Then it happened. Just 15 feet away from the constricted passage, the pressure rapidly and exponentially grew from all sides. With good friends and total strangers pressed impolitely into my body, my chest cavity could not fully expand, and I was finding it hard to breathe.
Unable to move my legs as the pressure mounted, my foot caught an ashphalt lump in the ground and I began to tilt over.
Seeing anxiety well up into my face, and my head and shoulders steadily dropping from view, somehow Brian, one of my good buddies, clutched at my jacket and yanked me upright.
To this day, I am certain that he saved my life.
He also saved himself from the reality of being the first to trample a terrified young man to death.
Just a few days ago, Jdimytai Damour, a holiday employee at a Long Island WalMart, was crushed underfoot by a “mob” of shoppers bursting through a glass door in hot pursuit of bargains that ultimately cost a man’s life.
I suspect a search will be on for the ones early inside the establishment, as they will be held responsible for Mr. Damour’s tragic death. Having not seen the store security video, it may be right to lay blame at the feet of the very first.
Yet, if Brian had been unsuccessful and I had been killed while nearing the lone entrance for a concert, it would have been my best friends inflicting the initial injury. And there is nothing they could have done to stop.
You see, it may well be that the real culprits who killed an unfortunate employee were standing well back in the crowd, far away from view and any subsequent pleas to stop. At 5am, as they pressed forward, even lightly, they combined with many others to create a force at the front, so irresistible, even the best of intentions would have been instantly swept aside by an ugly, almost glacial inertia.
No one can easily or morally absolve those who knocked a poor soul down to his death. But nor can we presume to know what was in their hearts. Indeed, there are times when our collective presence creates an unspeakable pressure focused upon and directed through individuals impelled completely beyond their own power.
Indeed, the folks fashioned as an unrecognizable and crazed mob by the media may well be more familiar to us than first imagined. For in the vast bureaucratic sea of modern society, we too may sometimes find ourselves being the point of an incomprehensibly sharp spear, piercing the hearts and lives of those whose only culpability is that they stand near us.
Whether in middle-management of a company that cannot sustain its present workforce, or in uniform, enacting the sentences meted out by our highest courts, there are those in our world who are often called to carry out that which we cannot bear to conceive. They stand at the front, compelled by inexorable force from above and behind.
As they stand conveniently at the front, they are often the object of our instant and manifest disdain. Perhaps they should also be the recipients of our most fervent prayers.
Regardless of their personal culpability, whether at the front, or well behind, all of those who were in any way connected to the trampling an innocent man on Long Island, causing his death, will forever be forced to bear the heavy weight of taking his life.
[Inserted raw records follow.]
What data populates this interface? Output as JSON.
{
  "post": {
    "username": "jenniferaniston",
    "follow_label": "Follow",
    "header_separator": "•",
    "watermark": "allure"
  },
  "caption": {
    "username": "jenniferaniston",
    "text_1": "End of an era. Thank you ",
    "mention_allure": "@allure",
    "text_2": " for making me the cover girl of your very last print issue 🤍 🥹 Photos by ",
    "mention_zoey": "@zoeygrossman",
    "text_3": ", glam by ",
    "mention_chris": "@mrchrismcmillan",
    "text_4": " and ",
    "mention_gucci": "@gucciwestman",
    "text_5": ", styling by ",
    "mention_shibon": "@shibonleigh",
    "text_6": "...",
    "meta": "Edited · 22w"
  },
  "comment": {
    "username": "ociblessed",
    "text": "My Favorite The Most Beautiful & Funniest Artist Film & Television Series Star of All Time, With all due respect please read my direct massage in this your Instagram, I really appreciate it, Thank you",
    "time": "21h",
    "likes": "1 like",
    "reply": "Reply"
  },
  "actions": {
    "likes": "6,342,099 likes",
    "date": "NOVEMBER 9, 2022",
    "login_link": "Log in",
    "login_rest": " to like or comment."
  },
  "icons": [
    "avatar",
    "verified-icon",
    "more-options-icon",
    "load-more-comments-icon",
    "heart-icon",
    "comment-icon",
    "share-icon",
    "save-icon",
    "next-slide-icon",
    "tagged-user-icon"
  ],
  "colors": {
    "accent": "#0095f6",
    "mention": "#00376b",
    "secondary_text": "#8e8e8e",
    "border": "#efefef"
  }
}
Thus in the very midst of celebrating the arrival of a Redeemer, we are shown that, truly, we need a Redeemer. Perhaps He is One Who needs to save us, not only from the sins we commit against others, but also from the ones we ignorantly take upon ourselves.